WORK REQUEST = Print every line exactly as it appears in the material below.

DATA UNDER STUDY =
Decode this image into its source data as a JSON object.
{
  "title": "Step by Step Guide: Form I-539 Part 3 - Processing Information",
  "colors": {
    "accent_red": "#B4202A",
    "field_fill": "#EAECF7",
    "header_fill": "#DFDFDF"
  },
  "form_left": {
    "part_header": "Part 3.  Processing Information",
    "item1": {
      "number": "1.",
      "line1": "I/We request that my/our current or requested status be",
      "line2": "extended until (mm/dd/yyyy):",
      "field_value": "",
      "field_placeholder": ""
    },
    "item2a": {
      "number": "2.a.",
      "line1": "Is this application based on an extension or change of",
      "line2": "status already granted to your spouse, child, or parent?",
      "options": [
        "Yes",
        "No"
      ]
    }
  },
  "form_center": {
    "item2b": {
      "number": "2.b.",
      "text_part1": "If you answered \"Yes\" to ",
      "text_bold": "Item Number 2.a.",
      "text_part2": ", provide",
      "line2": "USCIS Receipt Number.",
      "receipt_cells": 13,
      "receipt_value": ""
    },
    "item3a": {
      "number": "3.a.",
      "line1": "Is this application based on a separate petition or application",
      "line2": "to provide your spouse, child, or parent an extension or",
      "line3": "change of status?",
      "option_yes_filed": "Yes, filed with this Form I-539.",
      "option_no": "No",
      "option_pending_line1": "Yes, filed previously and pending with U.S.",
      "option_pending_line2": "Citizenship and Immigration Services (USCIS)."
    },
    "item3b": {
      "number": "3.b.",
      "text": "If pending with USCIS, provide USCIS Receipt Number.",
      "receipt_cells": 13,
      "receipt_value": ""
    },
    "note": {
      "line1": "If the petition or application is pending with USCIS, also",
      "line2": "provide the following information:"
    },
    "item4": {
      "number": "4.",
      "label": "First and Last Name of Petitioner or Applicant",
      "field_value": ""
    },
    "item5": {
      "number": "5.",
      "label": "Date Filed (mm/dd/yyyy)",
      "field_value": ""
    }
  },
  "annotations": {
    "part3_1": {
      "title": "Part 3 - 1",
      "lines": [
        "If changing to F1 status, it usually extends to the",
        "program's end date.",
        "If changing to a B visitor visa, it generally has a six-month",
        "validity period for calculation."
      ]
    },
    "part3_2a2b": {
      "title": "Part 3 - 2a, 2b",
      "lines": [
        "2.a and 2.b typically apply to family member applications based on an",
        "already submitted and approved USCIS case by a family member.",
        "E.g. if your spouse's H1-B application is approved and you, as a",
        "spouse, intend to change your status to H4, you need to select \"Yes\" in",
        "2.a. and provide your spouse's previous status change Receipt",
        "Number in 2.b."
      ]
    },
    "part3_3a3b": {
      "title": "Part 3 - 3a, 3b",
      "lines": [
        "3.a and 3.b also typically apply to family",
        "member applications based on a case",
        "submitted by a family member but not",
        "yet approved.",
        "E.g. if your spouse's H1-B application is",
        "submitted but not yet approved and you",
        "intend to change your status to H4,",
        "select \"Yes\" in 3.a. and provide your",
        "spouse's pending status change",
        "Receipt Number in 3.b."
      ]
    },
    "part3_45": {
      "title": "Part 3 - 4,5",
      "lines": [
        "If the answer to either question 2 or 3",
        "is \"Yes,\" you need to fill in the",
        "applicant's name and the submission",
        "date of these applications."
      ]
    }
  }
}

RESPONSE =
Decode this image into its source data as a JSON object.
{
  "title": "Step by Step Guide: Form I-539 Part 3 - Processing Information",
  "colors": {
    "accent_red": "#B4202A",
    "field_fill": "#EAECF7",
    "header_fill": "#DFDFDF"
  },
  "form_left": {
    "part_header": "Part 3.  Processing Information",
    "item1": {
      "number": "1.",
      "line1": "I/We request that my/our current or requested status be",
      "line2": "extended until (mm/dd/yyyy):",
      "field_value": "",
      "field_placeholder": ""
    },
    "item2a": {
      "number": "2.a.",
      "line1": "Is this application based on an extension or change of",
      "line2": "status already granted to your spouse, child, or parent?",
      "options": [
        "Yes",
        "No"
      ]
    }
  },
  "form_center": {
    "item2b": {
      "number": "2.b.",
      "text_part1": "If you answered \"Yes\" to ",
      "text_bold": "Item Number 2.a.",
      "text_part2": ", provide",
      "line2": "USCIS Receipt Number.",
      "receipt_cells": 13,
      "receipt_value": ""
    },
    "item3a": {
      "number": "3.a.",
      "line1": "Is this application based on a separate petition or application",
      "line2": "to provide your spouse, child, or parent an extension or",
      "line3": "change of status?",
      "option_yes_filed": "Yes, filed with this Form I-539.",
      "option_no": "No",
      "option_pending_line1": "Yes, filed previously and pending with U.S.",
      "option_pending_line2": "Citizenship and Immigration Services (USCIS)."
    },
    "item3b": {
      "number": "3.b.",
      "text": "If pending with USCIS, provide USCIS Receipt Number.",
      "receipt_cells": 13,
      "receipt_value": ""
    },
    "note": {
      "line1": "If the petition or application is pending with USCIS, also",
      "line2": "provide the following information:"
    },
    "item4": {
      "number": "4.",
      "label": "First and Last Name of Petitioner or Applicant",
      "field_value": ""
    },
    "item5": {
      "number": "5.",
      "label": "Date Filed (mm/dd/yyyy)",
      "field_value": ""
    }
  },
  "annotations": {
    "part3_1": {
      "title": "Part 3 - 1",
      "lines": [
        "If changing to F1 status, it usually extends to the",
        "program's end date.",
        "If changing to a B visitor visa, it generally has a six-month",
        "validity period for calculation."
      ]
    },
    "part3_2a2b": {
      "title": "Part 3 - 2a, 2b",
      "lines": [
        "2.a and 2.b typically apply to family member applications based on an",
        "already submitted and approved USCIS case by a family member.",
        "E.g. if your spouse's H1-B application is approved and you, as a",
        "spouse, intend to change your status to H4, you need to select \"Yes\" in",
        "2.a. and provide your spouse's previous status change Receipt",
        "Number in 2.b."
      ]
    },
    "part3_3a3b": {
      "title": "Part 3 - 3a, 3b",
      "lines": [
        "3.a and 3.b also typically apply to family",
        "member applications based on a case",
        "submitted by a family member but not",
        "yet approved.",
        "E.g. if your spouse's H1-B application is",
        "submitted but not yet approved and you",
        "intend to change your status to H4,",
        "select \"Yes\" in 3.a. and provide your",
        "spouse's pending status change",
        "Receipt Number in 3.b."
      ]
    },
    "part3_45": {
      "title": "Part 3 - 4,5",
      "lines": [
        "If the answer to either question 2 or 3",
        "is \"Yes,\" you need to fill in the",
        "applicant's name and the submission",
        "date of these applications."
      ]
    }
  }
}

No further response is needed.